** WORK TO COMPLETE **
Search the records for the word "Rest" and report each line that has it.

** DATA SECTION **
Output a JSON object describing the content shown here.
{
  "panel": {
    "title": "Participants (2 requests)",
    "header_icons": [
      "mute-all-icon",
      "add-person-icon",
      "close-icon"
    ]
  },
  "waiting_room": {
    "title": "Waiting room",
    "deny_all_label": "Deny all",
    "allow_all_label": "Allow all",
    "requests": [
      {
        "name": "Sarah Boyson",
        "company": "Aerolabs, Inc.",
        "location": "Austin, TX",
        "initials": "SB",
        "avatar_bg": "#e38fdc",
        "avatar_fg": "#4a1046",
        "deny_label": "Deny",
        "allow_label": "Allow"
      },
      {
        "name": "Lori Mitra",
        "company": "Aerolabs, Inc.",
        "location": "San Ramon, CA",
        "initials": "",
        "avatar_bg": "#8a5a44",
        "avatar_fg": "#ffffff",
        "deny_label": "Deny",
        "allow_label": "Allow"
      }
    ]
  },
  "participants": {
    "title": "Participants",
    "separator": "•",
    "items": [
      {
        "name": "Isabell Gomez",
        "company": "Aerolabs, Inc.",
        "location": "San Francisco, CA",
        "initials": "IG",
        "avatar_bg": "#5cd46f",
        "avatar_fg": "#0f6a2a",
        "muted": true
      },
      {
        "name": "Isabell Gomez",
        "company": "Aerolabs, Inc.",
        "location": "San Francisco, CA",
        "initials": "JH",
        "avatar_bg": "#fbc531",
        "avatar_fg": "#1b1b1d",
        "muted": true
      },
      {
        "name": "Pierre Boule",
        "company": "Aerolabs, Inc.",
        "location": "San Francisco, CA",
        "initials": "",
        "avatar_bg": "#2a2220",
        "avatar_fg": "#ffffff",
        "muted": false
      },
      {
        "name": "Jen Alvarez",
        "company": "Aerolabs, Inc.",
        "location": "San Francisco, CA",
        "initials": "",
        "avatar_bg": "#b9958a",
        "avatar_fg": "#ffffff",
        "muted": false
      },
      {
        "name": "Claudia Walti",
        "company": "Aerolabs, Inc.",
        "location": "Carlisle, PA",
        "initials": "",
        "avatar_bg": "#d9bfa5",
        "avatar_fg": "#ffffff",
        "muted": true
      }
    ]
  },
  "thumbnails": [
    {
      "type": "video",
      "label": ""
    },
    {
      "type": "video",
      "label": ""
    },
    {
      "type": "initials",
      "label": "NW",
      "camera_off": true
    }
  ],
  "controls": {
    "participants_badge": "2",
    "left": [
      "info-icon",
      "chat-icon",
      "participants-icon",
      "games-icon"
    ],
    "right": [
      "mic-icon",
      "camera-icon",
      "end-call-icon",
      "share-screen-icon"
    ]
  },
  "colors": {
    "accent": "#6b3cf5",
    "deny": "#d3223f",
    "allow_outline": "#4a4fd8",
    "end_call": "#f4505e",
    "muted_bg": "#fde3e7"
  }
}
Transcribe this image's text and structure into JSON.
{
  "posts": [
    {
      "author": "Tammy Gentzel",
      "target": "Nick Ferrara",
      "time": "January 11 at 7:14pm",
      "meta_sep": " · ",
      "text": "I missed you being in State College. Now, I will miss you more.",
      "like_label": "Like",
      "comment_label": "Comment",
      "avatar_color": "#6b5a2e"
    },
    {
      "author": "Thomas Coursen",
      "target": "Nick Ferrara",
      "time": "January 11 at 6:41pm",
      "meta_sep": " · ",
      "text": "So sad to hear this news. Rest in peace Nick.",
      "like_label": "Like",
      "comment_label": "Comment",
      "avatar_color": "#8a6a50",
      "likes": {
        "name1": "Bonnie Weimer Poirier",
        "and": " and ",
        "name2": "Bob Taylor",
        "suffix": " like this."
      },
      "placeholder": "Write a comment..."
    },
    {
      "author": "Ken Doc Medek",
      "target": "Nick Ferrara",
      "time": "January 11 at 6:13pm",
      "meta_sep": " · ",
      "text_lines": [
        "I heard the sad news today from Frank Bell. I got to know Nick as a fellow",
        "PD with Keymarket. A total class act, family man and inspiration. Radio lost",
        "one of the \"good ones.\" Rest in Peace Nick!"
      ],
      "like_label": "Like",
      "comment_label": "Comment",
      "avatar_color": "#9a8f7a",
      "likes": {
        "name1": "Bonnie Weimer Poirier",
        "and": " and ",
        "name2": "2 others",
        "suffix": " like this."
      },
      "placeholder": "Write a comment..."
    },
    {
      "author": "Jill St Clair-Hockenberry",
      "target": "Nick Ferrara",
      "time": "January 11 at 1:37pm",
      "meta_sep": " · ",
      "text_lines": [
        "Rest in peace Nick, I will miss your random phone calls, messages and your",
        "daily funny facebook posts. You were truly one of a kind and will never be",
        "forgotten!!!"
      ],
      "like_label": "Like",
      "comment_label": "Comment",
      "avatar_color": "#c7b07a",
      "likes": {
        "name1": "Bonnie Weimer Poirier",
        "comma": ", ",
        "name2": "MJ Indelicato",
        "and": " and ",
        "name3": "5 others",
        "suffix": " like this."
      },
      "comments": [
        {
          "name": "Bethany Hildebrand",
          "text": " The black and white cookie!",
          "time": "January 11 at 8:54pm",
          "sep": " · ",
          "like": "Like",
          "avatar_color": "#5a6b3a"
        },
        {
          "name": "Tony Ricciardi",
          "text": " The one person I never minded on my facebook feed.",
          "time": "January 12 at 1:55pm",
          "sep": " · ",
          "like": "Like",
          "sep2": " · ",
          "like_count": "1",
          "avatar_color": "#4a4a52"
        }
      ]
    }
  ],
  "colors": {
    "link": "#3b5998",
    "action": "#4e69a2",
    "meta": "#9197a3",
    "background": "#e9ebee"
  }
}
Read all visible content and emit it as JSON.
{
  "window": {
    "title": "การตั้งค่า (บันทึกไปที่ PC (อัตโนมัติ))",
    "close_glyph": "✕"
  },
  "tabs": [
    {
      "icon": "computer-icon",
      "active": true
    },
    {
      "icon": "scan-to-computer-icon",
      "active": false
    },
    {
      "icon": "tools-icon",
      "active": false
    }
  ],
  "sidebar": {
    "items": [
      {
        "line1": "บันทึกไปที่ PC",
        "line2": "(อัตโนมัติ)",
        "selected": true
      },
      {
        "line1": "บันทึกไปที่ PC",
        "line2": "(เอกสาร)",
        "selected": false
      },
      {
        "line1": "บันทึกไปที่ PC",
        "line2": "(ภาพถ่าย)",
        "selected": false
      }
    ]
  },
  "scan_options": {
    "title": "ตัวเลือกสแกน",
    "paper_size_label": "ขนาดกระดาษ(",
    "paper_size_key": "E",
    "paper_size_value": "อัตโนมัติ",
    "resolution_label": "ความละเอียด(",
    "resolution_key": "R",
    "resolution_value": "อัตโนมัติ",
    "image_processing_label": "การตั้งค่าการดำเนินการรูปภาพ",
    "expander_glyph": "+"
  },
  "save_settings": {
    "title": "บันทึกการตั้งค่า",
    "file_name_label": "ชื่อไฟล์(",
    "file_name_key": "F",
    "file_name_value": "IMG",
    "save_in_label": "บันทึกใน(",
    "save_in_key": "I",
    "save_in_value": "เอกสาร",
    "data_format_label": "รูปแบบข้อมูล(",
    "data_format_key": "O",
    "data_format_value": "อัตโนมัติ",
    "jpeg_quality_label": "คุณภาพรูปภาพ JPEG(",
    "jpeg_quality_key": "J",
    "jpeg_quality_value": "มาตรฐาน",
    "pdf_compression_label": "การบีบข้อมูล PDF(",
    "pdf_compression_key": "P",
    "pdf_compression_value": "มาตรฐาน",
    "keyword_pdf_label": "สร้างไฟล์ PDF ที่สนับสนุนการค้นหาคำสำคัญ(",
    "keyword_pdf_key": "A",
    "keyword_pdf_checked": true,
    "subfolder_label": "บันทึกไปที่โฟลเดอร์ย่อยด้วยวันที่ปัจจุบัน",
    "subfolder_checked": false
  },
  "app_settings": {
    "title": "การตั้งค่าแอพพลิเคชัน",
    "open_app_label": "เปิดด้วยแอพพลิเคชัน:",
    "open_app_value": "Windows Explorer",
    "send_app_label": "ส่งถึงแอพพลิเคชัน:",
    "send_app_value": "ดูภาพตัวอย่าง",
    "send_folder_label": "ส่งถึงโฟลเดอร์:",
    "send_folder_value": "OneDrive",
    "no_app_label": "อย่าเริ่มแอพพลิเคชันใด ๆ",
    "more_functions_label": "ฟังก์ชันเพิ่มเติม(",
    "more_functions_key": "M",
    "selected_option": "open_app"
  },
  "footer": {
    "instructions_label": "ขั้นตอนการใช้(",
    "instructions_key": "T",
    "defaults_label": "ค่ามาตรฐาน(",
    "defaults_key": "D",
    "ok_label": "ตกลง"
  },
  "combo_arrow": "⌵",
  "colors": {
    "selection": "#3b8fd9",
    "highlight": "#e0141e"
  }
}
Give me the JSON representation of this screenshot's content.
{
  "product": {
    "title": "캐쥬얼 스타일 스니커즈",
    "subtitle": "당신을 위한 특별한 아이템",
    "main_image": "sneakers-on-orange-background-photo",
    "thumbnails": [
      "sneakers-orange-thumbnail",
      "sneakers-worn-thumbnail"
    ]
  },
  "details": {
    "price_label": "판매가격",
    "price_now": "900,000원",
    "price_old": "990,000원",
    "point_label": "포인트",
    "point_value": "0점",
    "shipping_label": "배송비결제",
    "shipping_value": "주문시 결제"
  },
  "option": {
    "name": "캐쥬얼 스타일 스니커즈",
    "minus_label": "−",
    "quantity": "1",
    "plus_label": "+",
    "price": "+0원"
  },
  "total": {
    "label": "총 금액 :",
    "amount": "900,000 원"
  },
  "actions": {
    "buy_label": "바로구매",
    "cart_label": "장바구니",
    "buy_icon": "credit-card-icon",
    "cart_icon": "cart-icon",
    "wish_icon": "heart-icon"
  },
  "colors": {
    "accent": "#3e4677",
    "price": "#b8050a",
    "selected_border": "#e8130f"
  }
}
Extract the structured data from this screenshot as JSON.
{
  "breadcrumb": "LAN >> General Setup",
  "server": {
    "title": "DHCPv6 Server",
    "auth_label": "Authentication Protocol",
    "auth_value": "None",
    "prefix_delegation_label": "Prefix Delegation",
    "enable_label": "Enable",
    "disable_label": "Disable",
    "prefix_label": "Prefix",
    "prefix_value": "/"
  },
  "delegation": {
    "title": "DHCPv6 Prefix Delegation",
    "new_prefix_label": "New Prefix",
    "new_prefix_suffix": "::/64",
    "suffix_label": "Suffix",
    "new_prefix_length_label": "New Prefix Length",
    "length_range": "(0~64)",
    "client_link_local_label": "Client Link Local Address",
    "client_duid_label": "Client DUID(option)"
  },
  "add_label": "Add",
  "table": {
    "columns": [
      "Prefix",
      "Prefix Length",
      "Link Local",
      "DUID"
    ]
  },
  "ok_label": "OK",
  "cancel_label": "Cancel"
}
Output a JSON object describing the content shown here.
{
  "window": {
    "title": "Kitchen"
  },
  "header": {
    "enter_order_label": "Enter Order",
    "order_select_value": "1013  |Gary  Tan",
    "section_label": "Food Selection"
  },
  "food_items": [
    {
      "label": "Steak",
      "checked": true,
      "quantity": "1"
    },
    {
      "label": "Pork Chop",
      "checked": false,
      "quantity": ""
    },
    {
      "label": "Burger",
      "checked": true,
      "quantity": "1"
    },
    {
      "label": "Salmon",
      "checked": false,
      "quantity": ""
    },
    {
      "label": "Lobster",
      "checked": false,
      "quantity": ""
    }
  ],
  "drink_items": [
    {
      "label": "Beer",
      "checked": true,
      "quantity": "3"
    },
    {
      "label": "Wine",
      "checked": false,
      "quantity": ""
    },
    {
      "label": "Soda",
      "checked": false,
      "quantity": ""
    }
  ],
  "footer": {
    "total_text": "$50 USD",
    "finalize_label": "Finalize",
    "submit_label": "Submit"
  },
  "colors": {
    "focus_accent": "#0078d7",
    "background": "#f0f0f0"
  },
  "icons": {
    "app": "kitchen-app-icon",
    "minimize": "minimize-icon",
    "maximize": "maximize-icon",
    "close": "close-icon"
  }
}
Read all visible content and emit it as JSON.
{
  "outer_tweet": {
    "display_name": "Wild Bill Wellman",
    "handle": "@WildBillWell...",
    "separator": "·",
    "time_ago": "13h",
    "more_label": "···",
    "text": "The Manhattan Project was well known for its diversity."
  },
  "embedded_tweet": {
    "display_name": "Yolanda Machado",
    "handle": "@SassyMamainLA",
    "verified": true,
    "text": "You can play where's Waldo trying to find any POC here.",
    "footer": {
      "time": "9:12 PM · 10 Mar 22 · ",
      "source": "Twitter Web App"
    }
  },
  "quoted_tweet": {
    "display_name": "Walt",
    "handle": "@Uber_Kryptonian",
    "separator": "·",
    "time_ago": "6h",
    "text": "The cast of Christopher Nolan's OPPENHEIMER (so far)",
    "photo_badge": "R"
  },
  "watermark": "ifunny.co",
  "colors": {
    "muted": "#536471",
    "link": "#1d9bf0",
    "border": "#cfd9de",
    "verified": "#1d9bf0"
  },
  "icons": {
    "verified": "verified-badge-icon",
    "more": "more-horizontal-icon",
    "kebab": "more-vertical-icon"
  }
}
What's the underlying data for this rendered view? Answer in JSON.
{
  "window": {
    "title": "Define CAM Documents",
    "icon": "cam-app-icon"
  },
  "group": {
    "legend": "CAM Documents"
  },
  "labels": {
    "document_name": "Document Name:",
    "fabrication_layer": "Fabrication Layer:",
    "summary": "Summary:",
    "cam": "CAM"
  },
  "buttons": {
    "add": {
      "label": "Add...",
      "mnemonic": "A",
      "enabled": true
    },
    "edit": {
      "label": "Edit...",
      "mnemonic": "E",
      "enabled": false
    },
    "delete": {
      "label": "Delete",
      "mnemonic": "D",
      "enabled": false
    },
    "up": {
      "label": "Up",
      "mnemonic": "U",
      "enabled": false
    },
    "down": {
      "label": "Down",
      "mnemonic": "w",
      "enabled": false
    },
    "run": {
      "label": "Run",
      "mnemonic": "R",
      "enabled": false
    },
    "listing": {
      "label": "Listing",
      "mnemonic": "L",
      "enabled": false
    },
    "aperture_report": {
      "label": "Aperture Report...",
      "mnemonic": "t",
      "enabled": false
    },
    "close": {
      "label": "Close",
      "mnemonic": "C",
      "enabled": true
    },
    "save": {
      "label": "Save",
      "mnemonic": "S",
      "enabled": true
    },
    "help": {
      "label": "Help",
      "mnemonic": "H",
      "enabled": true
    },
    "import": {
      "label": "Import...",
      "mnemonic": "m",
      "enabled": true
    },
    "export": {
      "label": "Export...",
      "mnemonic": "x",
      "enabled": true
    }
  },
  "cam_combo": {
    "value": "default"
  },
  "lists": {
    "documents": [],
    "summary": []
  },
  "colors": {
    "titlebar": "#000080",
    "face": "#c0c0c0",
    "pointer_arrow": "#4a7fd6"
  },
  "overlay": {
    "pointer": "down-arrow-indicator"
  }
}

** SOLUTION **
      "text": "So sad to hear this news. Rest in peace Nick.",
        "one of the \"good ones.\" Rest in Peace Nick!"
        "Rest in peace Nick, I will miss your random phone calls, messages and your",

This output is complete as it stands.